Segment Start: SUPPLIED RECORDS

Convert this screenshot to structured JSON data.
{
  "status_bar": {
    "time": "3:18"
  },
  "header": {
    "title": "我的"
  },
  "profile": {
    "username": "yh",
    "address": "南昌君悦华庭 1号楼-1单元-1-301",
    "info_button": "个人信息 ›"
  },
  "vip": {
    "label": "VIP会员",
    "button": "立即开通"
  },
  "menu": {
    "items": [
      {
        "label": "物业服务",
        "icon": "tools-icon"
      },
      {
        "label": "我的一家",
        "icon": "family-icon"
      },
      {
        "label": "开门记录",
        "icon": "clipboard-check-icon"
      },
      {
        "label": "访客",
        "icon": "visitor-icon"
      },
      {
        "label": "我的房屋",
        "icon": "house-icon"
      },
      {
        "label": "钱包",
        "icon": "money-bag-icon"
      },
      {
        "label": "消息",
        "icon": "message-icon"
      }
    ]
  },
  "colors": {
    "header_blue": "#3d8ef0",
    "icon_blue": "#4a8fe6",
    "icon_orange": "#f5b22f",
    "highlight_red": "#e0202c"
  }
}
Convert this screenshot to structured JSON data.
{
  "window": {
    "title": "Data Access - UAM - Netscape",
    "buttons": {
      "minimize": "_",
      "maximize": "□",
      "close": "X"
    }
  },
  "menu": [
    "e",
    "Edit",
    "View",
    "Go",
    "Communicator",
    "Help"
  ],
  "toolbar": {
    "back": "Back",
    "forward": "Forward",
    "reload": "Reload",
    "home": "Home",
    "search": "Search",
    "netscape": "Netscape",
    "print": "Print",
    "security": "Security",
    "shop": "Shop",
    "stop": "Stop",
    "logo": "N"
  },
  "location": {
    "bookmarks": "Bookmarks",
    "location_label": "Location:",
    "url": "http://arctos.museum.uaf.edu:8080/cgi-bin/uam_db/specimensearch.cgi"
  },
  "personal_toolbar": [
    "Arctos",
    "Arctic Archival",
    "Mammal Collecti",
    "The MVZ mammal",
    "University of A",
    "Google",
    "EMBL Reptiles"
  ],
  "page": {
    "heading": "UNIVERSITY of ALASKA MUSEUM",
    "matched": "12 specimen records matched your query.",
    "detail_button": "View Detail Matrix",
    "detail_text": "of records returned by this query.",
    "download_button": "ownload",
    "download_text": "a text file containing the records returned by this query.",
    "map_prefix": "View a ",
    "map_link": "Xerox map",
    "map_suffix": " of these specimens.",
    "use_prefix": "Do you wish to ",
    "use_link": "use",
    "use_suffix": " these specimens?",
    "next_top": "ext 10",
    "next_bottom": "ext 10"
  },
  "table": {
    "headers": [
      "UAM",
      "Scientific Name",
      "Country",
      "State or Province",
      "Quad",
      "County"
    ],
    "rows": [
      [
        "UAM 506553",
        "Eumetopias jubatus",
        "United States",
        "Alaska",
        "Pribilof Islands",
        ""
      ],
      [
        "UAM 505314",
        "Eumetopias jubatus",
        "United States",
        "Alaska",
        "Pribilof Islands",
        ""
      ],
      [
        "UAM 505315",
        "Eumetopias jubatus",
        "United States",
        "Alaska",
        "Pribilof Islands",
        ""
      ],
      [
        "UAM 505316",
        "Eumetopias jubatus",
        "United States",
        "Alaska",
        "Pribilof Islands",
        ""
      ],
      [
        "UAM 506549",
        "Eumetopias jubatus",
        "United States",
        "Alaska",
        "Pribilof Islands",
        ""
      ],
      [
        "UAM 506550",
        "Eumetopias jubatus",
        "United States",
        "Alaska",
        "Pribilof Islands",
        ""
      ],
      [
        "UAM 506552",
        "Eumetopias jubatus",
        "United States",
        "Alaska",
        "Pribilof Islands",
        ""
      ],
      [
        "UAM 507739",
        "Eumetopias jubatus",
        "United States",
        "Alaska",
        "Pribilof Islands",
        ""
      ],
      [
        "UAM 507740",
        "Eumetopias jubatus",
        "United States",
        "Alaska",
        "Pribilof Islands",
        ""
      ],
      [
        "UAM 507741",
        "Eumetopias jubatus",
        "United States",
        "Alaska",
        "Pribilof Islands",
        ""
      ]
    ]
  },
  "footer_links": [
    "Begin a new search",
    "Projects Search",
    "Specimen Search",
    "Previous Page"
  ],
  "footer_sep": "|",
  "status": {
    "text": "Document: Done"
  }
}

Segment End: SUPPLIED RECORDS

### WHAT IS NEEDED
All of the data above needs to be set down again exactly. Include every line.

### TASK RESPONSE
Convert this screenshot to structured JSON data.
{
  "status_bar": {
    "time": "3:18"
  },
  "header": {
    "title": "我的"
  },
  "profile": {
    "username": "yh",
    "address": "南昌君悦华庭 1号楼-1单元-1-301",
    "info_button": "个人信息 ›"
  },
  "vip": {
    "label": "VIP会员",
    "button": "立即开通"
  },
  "menu": {
    "items": [
      {
        "label": "物业服务",
        "icon": "tools-icon"
      },
      {
        "label": "我的一家",
        "icon": "family-icon"
      },
      {
        "label": "开门记录",
        "icon": "clipboard-check-icon"
      },
      {
        "label": "访客",
        "icon": "visitor-icon"
      },
      {
        "label": "我的房屋",
        "icon": "house-icon"
      },
      {
        "label": "钱包",
        "icon": "money-bag-icon"
      },
      {
        "label": "消息",
        "icon": "message-icon"
      }
    ]
  },
  "colors": {
    "header_blue": "#3d8ef0",
    "icon_blue": "#4a8fe6",
    "icon_orange": "#f5b22f",
    "highlight_red": "#e0202c"
  }
}
Convert this screenshot to structured JSON data.
{
  "window": {
    "title": "Data Access - UAM - Netscape",
    "buttons": {
      "minimize": "_",
      "maximize": "□",
      "close": "X"
    }
  },
  "menu": [
    "e",
    "Edit",
    "View",
    "Go",
    "Communicator",
    "Help"
  ],
  "toolbar": {
    "back": "Back",
    "forward": "Forward",
    "reload": "Reload",
    "home": "Home",
    "search": "Search",
    "netscape": "Netscape",
    "print": "Print",
    "security": "Security",
    "shop": "Shop",
    "stop": "Stop",
    "logo": "N"
  },
  "location": {
    "bookmarks": "Bookmarks",
    "location_label": "Location:",
    "url": "http://arctos.museum.uaf.edu:8080/cgi-bin/uam_db/specimensearch.cgi"
  },
  "personal_toolbar": [
    "Arctos",
    "Arctic Archival",
    "Mammal Collecti",
    "The MVZ mammal",
    "University of A",
    "Google",
    "EMBL Reptiles"
  ],
  "page": {
    "heading": "UNIVERSITY of ALASKA MUSEUM",
    "matched": "12 specimen records matched your query.",
    "detail_button": "View Detail Matrix",
    "detail_text": "of records returned by this query.",
    "download_button": "ownload",
    "download_text": "a text file containing the records returned by this query.",
    "map_prefix": "View a ",
    "map_link": "Xerox map",
    "map_suffix": " of these specimens.",
    "use_prefix": "Do you wish to ",
    "use_link": "use",
    "use_suffix": " these specimens?",
    "next_top": "ext 10",
    "next_bottom": "ext 10"
  },
  "table": {
    "headers": [
      "UAM",
      "Scientific Name",
      "Country",
      "State or Province",
      "Quad",
      "County"
    ],
    "rows": [
      [
        "UAM 506553",
        "Eumetopias jubatus",
        "United States",
        "Alaska",
        "Pribilof Islands",
        ""
      ],
      [
        "UAM 505314",
        "Eumetopias jubatus",
        "United States",
        "Alaska",
        "Pribilof Islands",
        ""
      ],
      [
        "UAM 505315",
        "Eumetopias jubatus",
        "United States",
        "Alaska",
        "Pribilof Islands",
        ""
      ],
      [
        "UAM 505316",
        "Eumetopias jubatus",
        "United States",
        "Alaska",
        "Pribilof Islands",
        ""
      ],
      [
        "UAM 506549",
        "Eumetopias jubatus",
        "United States",
        "Alaska",
        "Pribilof Islands",
        ""
      ],
      [
        "UAM 506550",
        "Eumetopias jubatus",
        "United States",
        "Alaska",
        "Pribilof Islands",
        ""
      ],
      [
        "UAM 506552",
        "Eumetopias jubatus",
        "United States",
        "Alaska",
        "Pribilof Islands",
        ""
      ],
      [
        "UAM 507739",
        "Eumetopias jubatus",
        "United States",
        "Alaska",
        "Pribilof Islands",
        ""
      ],
      [
        "UAM 507740",
        "Eumetopias jubatus",
        "United States",
        "Alaska",
        "Pribilof Islands",
        ""
      ],
      [
        "UAM 507741",
        "Eumetopias jubatus",
        "United States",
        "Alaska",
        "Pribilof Islands",
        ""
      ]
    ]
  },
  "footer_links": [
    "Begin a new search",
    "Projects Search",
    "Specimen Search",
    "Previous Page"
  ],
  "footer_sep": "|",
  "status": {
    "text": "Document: Done"
  }
}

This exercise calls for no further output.